No shelter from the storm

To make it worse, "strategies that have protected investors in past sell-offs aren't doing so now", says Aaron Back in The Wall Street Journal. Exchange-traded funds with "defensive" strategies and large holdings in sectors such as consumer staples and utilities fell sharply during the sell-offs. These type of stocks usually hold up well during an economic downturn or a market panic but are now widely held by investors as substitutes for lower-yielding bonds. "If rates keep rising, this defence won't hold."

The end of the short Vix trade

"Until last week the Vix was among the calmest features of the international money markets," says Phillip Inman in The Observer. "Then suddenly it exploded into life to register the largest one-day rise in its history." For 18 months, the "fear index" had been virtually moribund. Then last Monday it surged from a low of ten points to above 30 (indicating serious stress in the markets), and then rose to above 50.

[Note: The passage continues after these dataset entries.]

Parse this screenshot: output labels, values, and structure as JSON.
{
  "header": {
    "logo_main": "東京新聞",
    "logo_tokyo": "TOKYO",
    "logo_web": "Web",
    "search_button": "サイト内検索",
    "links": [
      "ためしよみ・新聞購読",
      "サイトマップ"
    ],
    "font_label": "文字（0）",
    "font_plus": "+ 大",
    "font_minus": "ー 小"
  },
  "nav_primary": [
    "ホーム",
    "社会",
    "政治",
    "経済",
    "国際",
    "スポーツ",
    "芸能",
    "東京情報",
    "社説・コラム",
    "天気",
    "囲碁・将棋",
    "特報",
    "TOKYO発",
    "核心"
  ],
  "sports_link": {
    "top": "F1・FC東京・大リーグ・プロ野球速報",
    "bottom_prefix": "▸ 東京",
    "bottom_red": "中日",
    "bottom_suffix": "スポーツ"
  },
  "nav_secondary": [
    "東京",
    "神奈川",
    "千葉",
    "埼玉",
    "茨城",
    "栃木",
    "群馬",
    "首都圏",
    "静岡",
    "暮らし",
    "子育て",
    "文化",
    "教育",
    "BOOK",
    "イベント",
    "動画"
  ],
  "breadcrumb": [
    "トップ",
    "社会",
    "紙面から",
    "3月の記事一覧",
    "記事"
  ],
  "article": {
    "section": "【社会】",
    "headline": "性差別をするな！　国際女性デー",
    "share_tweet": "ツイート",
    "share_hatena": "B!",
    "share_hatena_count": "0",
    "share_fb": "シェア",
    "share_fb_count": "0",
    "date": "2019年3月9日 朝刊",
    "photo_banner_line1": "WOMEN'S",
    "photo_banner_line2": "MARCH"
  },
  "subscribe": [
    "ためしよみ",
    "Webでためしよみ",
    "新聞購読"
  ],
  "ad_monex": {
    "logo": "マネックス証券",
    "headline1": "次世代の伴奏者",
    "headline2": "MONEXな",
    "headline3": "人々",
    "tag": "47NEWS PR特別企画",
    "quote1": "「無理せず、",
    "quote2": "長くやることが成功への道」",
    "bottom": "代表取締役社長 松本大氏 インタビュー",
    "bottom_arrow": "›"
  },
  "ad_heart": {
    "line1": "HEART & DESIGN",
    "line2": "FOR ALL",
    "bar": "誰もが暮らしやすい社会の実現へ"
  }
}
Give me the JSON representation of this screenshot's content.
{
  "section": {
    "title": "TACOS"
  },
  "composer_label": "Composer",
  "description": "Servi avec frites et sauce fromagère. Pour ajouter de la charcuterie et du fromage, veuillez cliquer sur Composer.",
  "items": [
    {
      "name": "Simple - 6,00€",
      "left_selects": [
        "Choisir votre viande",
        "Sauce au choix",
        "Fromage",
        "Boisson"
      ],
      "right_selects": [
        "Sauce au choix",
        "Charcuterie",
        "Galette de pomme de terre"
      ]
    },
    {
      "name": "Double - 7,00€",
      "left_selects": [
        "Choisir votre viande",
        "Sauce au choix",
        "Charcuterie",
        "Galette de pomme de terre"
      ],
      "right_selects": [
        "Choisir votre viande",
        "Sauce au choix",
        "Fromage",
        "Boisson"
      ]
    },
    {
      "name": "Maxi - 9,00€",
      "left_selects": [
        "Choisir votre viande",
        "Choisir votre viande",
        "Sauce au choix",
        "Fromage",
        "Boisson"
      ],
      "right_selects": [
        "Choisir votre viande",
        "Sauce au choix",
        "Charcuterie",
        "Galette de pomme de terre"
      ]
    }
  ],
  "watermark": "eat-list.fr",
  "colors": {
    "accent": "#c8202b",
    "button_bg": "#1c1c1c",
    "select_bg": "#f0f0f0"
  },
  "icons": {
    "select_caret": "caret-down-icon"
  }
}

The move came as US employment data, released on Friday, suggested that wage inflation may finally be picking up, which may in turn push the Federal Reserve to raise interest rates more rapidly than markets had hoped. Investors, unnerved by the prospect of an end to cheap money, fled the market, leaving the S&P 500 to experience its biggest one-day drop since 2011. Markets bounced back, but various exchange-traded products that allowed traders to bet on the Vix index remaining consistently low had almost all of their value wiped out.

At first sight the losses look like little more than "a familiar story of greedy but naive retail investors lured by predatory Wall Street into a complex financial product" with the promise of returns that are too good to be true, says Edward Chancellor on Breakingviews. However, the "low volatility environment" has infected "the entire investment world". The return of volatility could have much further-reaching consequences.

Alice grew up in Stockholm and studied at the University of the Arts London, where she gained a first-class BA in Journalism. She has written for several publications in Stockholm and London, and joined MoneyWeek in 2017.